- Managing site access to approved vehicles only (via camera + barrier combo). Vehicles on the road beyond the barrier can be seen by the camera, but number plates are not recorded until the barrier is approached.
- Monitoring an area beset by fly-tipping. Number plates of vehicles are recorded once fully turned off the main road and into the affected area. Records are kept for a limited time, just enough to allow for manual retreival in case of an incident.
In effect, only gather what you need, only keep it for as long as you need it, and make sure you regularly return to the reasons that you need it, so if this changes, data gathering won't continue indefinitely without good reason.
Start with "Secure by Default", and record from there.
Whether Sheffield Council's ANPR system was delivered by the vendor as entirely lacking in access control is not entirely clear, but we know from the artcile the system was first installed in 2014, and although this isn't a long time ago, things have changed quite a lot since then.

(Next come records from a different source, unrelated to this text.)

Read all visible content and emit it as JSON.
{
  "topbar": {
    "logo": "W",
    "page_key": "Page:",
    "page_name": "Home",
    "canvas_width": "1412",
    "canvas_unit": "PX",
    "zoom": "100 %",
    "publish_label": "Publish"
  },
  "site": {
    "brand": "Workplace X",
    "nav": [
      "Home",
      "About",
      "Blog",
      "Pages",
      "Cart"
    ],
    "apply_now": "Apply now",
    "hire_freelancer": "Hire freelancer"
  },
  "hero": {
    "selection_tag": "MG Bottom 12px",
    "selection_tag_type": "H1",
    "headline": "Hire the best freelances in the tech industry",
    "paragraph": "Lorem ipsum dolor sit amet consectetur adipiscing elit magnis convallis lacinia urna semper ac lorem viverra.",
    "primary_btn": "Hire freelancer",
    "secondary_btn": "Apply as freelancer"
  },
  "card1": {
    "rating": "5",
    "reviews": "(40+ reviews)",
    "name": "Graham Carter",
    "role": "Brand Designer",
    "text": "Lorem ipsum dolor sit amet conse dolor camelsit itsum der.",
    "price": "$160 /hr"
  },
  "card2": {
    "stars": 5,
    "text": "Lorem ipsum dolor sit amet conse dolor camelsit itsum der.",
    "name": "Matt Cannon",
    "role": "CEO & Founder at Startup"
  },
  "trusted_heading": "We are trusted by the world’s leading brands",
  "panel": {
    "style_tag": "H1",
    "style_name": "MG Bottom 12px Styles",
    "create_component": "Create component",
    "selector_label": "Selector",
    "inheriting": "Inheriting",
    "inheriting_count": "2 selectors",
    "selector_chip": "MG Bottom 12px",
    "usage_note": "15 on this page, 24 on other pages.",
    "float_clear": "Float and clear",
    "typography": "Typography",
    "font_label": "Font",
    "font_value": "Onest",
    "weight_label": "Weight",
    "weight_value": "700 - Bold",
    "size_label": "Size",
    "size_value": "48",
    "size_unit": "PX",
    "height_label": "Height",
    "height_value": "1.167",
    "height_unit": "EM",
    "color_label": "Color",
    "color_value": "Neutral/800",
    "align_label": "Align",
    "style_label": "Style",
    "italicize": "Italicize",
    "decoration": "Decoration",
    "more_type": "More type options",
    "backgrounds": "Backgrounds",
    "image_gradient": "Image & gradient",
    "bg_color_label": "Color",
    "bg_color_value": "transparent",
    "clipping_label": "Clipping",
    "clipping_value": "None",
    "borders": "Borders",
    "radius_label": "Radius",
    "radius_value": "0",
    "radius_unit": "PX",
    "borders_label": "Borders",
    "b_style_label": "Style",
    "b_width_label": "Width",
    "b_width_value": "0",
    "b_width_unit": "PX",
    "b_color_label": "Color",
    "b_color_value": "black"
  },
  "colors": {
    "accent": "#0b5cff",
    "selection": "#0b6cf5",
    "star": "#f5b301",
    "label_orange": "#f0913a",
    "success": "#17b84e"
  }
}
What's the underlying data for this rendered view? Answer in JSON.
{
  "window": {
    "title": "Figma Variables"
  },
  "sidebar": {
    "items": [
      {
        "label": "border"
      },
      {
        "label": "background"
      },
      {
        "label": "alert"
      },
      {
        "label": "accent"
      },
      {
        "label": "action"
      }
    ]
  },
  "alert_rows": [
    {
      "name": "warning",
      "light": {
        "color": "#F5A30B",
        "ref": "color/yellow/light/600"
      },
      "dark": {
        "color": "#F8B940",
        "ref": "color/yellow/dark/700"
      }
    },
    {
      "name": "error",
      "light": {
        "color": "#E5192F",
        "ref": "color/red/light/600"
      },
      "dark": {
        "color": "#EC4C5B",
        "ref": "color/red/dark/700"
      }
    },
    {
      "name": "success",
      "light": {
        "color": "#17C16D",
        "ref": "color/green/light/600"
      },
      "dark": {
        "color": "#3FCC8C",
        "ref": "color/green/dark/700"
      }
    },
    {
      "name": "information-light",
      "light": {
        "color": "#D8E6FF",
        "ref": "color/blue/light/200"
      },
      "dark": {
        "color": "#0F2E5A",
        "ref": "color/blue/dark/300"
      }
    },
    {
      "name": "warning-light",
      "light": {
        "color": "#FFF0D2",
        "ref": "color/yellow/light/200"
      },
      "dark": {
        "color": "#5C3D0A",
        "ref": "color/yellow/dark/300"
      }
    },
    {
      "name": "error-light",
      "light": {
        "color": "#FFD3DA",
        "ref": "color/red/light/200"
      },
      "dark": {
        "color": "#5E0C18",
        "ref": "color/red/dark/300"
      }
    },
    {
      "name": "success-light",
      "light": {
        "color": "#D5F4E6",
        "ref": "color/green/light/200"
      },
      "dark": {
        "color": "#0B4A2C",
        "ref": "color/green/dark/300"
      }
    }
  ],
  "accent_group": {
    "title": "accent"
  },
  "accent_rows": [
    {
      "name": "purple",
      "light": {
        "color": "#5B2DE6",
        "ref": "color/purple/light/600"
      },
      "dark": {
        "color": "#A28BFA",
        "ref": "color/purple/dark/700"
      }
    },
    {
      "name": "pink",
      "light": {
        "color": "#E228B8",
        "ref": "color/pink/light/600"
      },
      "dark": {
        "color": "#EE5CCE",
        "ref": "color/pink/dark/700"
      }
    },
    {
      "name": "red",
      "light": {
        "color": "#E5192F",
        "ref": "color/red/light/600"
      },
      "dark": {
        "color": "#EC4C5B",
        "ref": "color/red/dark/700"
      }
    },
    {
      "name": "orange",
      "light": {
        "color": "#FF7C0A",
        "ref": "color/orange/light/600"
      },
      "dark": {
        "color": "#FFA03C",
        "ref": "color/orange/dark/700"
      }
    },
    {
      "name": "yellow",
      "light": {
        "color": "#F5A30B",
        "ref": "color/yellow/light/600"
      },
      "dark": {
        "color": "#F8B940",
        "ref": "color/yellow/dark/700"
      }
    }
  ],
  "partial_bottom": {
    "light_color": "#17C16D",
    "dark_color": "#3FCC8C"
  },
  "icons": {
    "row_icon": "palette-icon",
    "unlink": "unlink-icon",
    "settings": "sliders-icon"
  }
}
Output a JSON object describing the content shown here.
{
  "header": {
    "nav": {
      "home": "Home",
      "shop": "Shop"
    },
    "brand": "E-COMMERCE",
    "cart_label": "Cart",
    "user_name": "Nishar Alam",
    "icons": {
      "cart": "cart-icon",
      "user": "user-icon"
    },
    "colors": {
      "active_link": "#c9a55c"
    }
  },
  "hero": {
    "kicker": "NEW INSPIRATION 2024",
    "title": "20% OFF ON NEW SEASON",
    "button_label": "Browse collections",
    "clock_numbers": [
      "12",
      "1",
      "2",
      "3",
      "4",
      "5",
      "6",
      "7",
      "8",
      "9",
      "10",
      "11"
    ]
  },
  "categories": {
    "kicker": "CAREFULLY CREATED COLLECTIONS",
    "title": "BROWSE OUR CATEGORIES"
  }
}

The visual security (CCTV) industry has had an issue with a proliferation of cheap but powerful devices, in particual IP cameras, being home installed and being open to public access by default. Being plentiful, powerful and lacking in security, these devices were targeted by hackers to use in their attacks on businesses and indiviuals.
As a result the industry and British Government came together to launch the "Secure By Default" initiative. You can see our blog about it here, but it is in effect a kite mark initiative whereby products sold under the kitemark are certified to be secure from easy external attack if they are just turned on, connected and left.
By ensuring you only purchase Secure By Default products you can ensure a basic level of security from the start, making for a sound security foundation.
Now, it may be that you will need to loosen some of this security in order to enable, for instance, remote access to camera dashboard, and this is where procedures and recording comes in. You must make it your business to know who is requesting system security changes, why they need it, and whether loosening your overall security is sufficient pay off for the usability gains made. Otherwise all your good security can be undone, and you won't know when, why, and for how long this has been for.
I suspect this may the boat in which Sheffield City Council find itself right now.
I geenuinely wish them good luck in recovering from this scandal, and if they want someone to come and build a properly secure system for them, they know where I am!